Exhaustion of State Remedies.

A complainant will ordinar- ily be required, as a matter of comity, to exhaust all available state legislative and administrative remedies before seeking relief in federal court.1344 To do so may make unnecessary federal-court adjudication. The complainant will ordinarily not be required, however, to exhaust his state judicial remedies, inasmuch as it is a litigant’s choice to proceed in either state or federal courts when the alternatives exist and a question for judicial adjudication is present.1345 But when a litigant is suing for protection of federally guaranteed civil rights, he need not exhaust any kind of state remedy.1346

Footnotes

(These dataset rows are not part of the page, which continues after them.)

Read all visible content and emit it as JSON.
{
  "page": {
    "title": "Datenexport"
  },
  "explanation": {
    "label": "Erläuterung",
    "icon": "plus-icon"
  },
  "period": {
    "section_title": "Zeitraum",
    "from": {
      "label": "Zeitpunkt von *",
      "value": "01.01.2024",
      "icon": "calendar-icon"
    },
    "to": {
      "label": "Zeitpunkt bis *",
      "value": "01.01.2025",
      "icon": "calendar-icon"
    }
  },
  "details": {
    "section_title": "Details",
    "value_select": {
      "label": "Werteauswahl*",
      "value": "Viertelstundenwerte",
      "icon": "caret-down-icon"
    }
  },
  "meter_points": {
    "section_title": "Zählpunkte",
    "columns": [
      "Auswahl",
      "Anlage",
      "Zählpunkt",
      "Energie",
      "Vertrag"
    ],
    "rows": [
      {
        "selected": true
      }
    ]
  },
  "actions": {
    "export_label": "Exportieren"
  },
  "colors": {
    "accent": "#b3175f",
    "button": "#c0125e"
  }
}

1344
The rule was formulated in Prentis v. Atlantic Coast Line Co., 211 U.S. 210 (1908), and Bacon v. Rutland R.R., 232 U.S. 134 (1914). [Back to text]
1345
City Bank Farmers’ Trust Co. v. Schnader, 291 U.S. 24 (1934); Lane v. Wilson, 307 U.S. 268 (1939). But see Alabama Public Service Comm’n v. Southern Ry., 341 U.S. 341 (1951). Exhaustion of state court remedies is required in habeas corpus cases and usually in suits to restrain state court proceedings. [Back to text]
1346
Patsy v. Florida Board of Regents, 457 U.S. 496 (1982). Where there are pending administrative proceedings that fall within the Younger rule, a litigant must exhaust. Younger v. Harris, 401 U.S. 37 (1971), as explicated in Ohio Civil Rights Comm’n v. Dayton Christian School, Inc., 477 U.S. 619, 627 n.2 (1986). Under title VII of the Civil Rights Act of 1964, barring employment discrimination on racial and other specified grounds, the EEOC may not consider a claim until a state agency having jurisdiction over employment discrimination complaints has had at least 60 days to resolve the matter. 42 U.S.C. § 2000e–5(c). See Love v. Pullman Co., 404 U.S. 522 (1972). The Civil Rights of Institutionalized Persons Act contains “a specific, limited exhaustion requirement for adult prisoners bringing actions pursuant to § 1983.” Patsy, 457 U.S. at 508. [Back to text]